The University of Maine student newspaper since 1875
Tuesday, Sept. 29, 1:12 p.m.

Budget-cuts leave schools in precarious position

It is unfortunate that, in today’s world, the value of education has plummeted to terrifying lows. The Chicago teachers strike is a sobering reminder of the cuts and changes that have been forced upon educators around the country. Twenty-nine thousand unionized teachers have staged a strike that has lasted the entirety of the week, further hindering academic progress by keeping over 350,000 students out of school.

Why, in an age where it seems that knowledge is endless, has education slipped so low on our list of priorities? As of 2009, the median income for an adult with a professional degree was $128,000. The income for a high school graduate amounts to just $20,000. Unemployment rates for those without a college degree are over three times higher than for those who have graduated college.
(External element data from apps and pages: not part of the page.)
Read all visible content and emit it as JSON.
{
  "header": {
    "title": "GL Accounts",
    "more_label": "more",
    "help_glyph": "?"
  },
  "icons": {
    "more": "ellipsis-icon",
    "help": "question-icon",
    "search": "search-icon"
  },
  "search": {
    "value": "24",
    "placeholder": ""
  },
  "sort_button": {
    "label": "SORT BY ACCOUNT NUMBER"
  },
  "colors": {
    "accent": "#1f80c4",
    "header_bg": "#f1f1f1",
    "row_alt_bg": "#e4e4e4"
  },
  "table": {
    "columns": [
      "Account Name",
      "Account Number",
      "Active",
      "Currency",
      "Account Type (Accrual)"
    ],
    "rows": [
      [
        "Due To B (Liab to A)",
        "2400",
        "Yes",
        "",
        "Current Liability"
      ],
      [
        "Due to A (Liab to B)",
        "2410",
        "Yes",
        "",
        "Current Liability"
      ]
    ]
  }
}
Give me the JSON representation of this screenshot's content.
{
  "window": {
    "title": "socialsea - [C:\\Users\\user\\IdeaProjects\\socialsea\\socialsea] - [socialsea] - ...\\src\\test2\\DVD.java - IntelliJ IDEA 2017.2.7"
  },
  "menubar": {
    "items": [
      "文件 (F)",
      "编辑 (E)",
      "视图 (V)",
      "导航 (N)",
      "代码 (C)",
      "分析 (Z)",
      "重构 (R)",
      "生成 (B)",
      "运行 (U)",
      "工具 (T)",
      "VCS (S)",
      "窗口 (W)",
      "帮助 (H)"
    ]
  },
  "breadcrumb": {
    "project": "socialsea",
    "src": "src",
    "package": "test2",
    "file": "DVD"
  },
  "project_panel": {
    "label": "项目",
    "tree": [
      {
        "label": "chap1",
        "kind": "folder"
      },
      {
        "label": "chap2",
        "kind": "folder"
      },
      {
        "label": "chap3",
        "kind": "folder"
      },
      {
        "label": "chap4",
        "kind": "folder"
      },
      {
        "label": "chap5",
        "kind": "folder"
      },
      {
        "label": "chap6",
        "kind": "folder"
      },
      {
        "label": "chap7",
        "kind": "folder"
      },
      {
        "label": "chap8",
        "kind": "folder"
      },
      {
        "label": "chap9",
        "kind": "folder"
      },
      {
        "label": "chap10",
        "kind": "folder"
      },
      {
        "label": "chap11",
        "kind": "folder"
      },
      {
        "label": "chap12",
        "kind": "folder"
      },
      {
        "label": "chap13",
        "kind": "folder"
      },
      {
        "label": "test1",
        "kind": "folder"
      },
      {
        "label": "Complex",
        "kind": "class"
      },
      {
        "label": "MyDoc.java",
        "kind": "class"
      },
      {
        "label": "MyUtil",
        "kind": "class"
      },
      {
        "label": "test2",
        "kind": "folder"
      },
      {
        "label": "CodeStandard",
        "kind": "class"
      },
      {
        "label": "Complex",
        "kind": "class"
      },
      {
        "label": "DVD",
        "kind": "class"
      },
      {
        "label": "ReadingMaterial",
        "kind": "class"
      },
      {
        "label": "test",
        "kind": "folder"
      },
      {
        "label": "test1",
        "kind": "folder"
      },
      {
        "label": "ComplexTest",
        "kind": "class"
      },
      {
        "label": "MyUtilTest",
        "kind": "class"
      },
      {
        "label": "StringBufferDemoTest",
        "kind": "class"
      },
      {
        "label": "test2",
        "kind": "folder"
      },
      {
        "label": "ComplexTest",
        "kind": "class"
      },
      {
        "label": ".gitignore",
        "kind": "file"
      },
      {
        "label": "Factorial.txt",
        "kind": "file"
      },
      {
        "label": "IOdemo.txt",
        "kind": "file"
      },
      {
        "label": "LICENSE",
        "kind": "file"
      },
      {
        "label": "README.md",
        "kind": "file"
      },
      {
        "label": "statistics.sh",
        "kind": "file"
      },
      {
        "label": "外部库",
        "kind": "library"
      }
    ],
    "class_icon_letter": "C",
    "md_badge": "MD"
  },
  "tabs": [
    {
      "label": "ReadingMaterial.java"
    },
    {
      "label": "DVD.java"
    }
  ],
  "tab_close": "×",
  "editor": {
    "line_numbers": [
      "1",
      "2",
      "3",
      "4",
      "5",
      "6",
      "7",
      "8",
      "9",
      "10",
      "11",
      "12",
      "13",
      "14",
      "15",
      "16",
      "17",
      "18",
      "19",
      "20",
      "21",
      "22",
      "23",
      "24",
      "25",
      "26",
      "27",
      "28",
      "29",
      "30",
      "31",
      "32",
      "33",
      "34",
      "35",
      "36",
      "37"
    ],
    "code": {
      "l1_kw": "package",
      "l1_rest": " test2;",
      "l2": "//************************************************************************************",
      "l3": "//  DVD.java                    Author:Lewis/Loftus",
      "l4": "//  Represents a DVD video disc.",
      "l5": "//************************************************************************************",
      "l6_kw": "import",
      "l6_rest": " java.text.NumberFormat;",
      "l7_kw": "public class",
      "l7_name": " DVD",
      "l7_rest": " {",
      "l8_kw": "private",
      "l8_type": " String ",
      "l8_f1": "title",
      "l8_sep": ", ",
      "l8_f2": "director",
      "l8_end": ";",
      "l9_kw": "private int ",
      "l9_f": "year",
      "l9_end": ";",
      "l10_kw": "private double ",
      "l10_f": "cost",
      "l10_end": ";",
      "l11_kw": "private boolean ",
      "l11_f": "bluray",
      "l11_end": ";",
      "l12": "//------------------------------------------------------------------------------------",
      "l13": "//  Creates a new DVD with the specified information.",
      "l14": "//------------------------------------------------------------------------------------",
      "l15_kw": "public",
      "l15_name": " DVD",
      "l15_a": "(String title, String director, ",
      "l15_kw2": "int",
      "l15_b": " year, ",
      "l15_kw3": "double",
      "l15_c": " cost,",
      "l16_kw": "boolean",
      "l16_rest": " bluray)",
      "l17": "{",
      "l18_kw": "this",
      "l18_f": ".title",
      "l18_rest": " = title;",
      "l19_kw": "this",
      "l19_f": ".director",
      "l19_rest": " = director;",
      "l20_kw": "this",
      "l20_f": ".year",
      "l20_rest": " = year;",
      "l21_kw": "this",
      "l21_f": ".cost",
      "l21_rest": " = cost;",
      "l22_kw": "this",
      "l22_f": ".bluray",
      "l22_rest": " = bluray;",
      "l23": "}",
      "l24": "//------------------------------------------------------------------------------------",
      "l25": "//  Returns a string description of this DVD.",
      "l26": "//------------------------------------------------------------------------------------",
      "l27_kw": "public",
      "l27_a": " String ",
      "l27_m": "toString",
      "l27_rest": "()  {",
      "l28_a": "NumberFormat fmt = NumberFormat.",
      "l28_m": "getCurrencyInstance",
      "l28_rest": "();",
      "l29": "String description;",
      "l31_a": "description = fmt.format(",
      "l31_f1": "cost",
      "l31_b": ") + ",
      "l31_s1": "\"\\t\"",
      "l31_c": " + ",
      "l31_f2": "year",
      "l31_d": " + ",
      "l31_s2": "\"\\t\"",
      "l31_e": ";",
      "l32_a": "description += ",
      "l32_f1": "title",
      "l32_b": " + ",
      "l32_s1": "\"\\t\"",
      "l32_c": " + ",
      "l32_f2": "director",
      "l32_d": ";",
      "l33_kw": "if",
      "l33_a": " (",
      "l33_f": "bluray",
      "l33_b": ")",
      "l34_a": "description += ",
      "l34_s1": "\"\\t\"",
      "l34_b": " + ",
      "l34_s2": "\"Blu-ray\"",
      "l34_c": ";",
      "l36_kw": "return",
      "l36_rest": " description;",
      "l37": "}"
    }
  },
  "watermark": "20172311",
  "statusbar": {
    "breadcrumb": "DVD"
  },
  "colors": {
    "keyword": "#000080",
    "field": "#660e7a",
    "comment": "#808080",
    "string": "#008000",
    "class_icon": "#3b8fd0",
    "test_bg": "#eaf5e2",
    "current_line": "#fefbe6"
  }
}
But still, we severely curtail the learning capabilities of children by cutting more teachers and programs each year.

With an economy that has left the country’s average jobless rate at 8.3 percent, it would seem idiotic to focus our resources on anything but improving education. Higher education quite literally guarantees lower unemployment rates and fewer people living below the poverty line. These benefits are visible without factoring in the greater possibility of medical, scientific and artistic advances that could literally change the fabric of our society for the better.

Instead, however, budget cuts in all 50 states have left education as the loser. In Maine, the cuts have been spread throughout all levels of learning, starting with the state’s youngest children by trimming Head Start’s budget by more than half. Many school districts have been forced to eliminate several positions and numerous programs, often starting with the arts. Instead of expanding the minds of our children and broadening their ability to learn, these cuts have molded public education into a “teach for tests” monster. Schooling no longer exists to truly educate. Instead, the basis of learning has been grotesquely altered by the remnants of “No Child Left Behind.”

With the importance of kindergarten to 12th grade education fading fast, it is only natural to suspect that state funding for universities will continue to dwindle. This would begin an awful domino effect where tuition rates rise and fewer and fewer young adults could afford what has essentially become a necessity on the path to a comfortable life. With poverty rates rising, how can we in the U.S. validate constraints that could very likely help add to these already sky-high numbers?

It seems clearer than ever that knowledge is a necessity. In this day and age, where violence flourishes, and money speaks volumes, the only way to turn ourselves in the right direction is through education. How is it possible for advancements to be made and for the economy to grow with a workforce that is backtracking away from higher education? The clear relationship between level of education and success is one of the only statistics that provides the potential to significantly improve America. Yet, we continue to ignore this fact. How long will it be before the cuts cease and the necessity of comprehensive, well-funded education is realized? Hopefully soon. And hopefully before we drive ourselves into the ground.